Many of you may have heard about or read the book by James Surowiecki, The Wisdom of Crowds. If not, the brief explanation is that one attempts to use the collective wisdom of many to optimize a process or decision (Wikipedia definition). This idea is nice in theory, but what is the result in practice? I'm sure you've heard the old phrase: "Too many cooks spoil the broth". Is this concern valid? Does crowd wisdom optimize a result?
I decided to test an actual example using search engine results. NASA has implemented a "crowd wisdom" search engine. In brief, NASA's web pages are tagged (by the system, not the user), and as the user interacts with the web site, the visitors actions are recorded and a complex algorithm decides what web content you found most engaging ... and compares that to your original search terms (read the NASA search engine case study ... via Baynote)
Here is my test ... Google Search vs. NASA Crowd Wisdom Search for the Orion Nebula.
- Google Search Query: Orion Nebula (query restricted to NASA.gov)
- NASA.gov Search Query: Orion Nebula
You can click upon either search query and examine the results. You'll notice that the NASA.gov search results display how many users utilized a certain result, and that there are suggested follow-up links in the left hand margin. All of these data points result from the fact that NASA.gov's content is tagged, and user interaction is recorded and evaluated. Search results rankings on NASA.gov are constantly changing as users vote with their feet (or in this case ... mouse clicks). Once again, see the NASA case study to learn more about this tagging process. My Google results are just the "normal" results using Google's index.
I have included two screenshots of the top five results from each search (click to maximize). You'll note that their is very little overlap in what content is served up to the user for the top 5 results.

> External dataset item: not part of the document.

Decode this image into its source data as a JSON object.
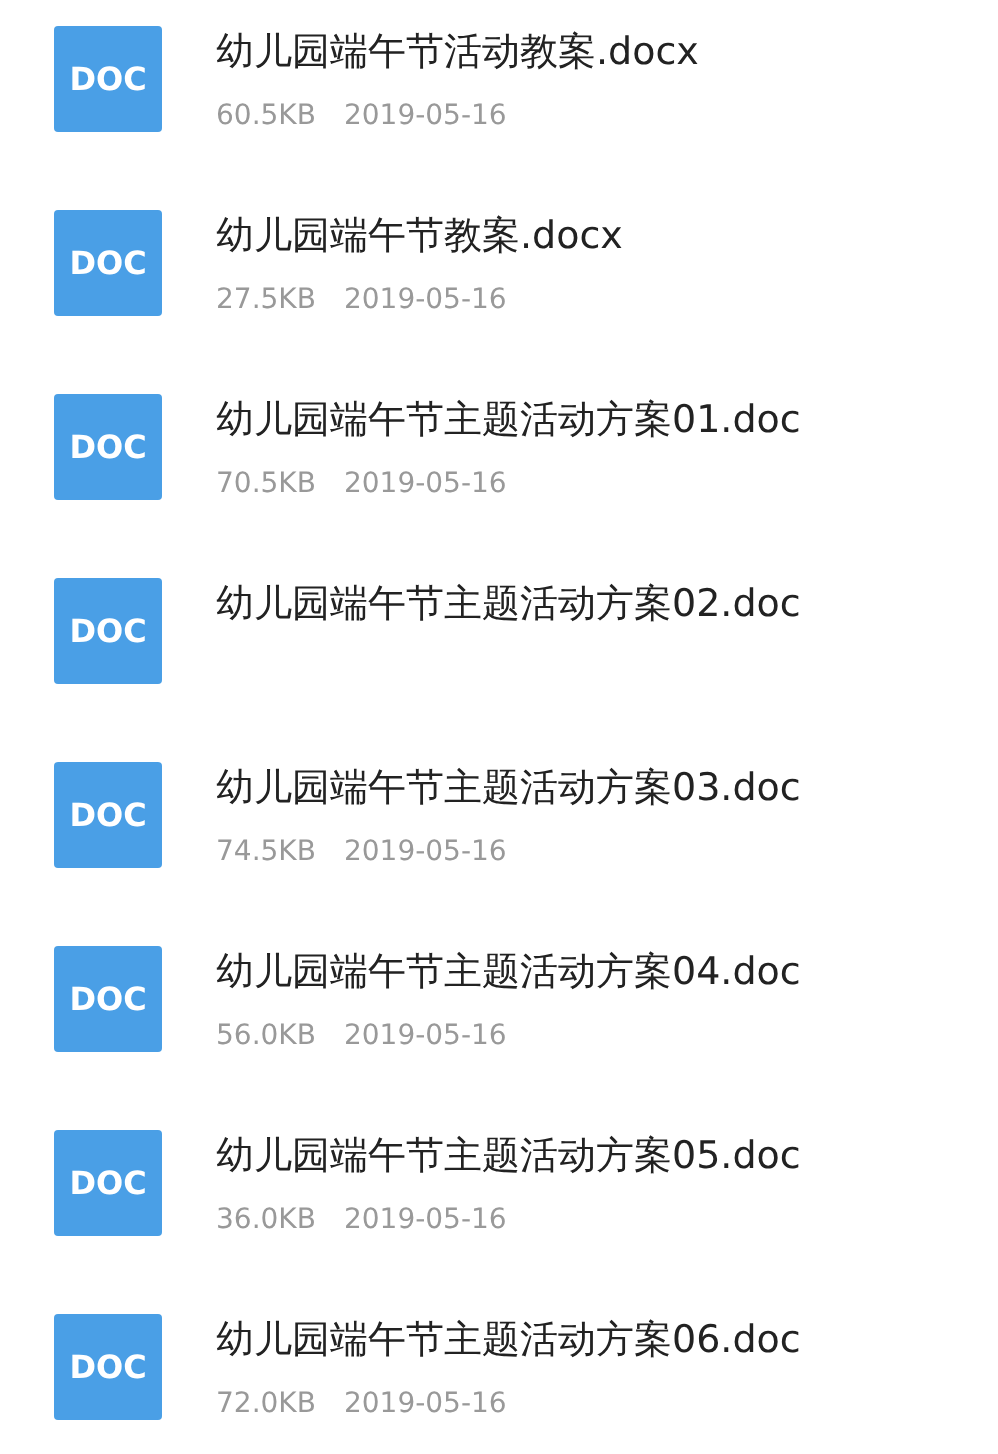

Now you could dismiss the fact that I'm only showing five results, and comparing ten results. However, consider this study from Cornell University (via Online Marketing) ... and your own personal interaction with search results. Once you get below the first THREE results, very few users actually click through to content (remember SEO?! ... that's another story and blog post). (click upon the image shown below to view full sized).
I hope I've made you think, and perhaps consider how the wisdom of crowds (i.e. social interaction with web content) may be used to optimize content ... even without the user taking any conscious action (i.e. page content that is tagged by the system, and then having the user's interaction with that content evaluated).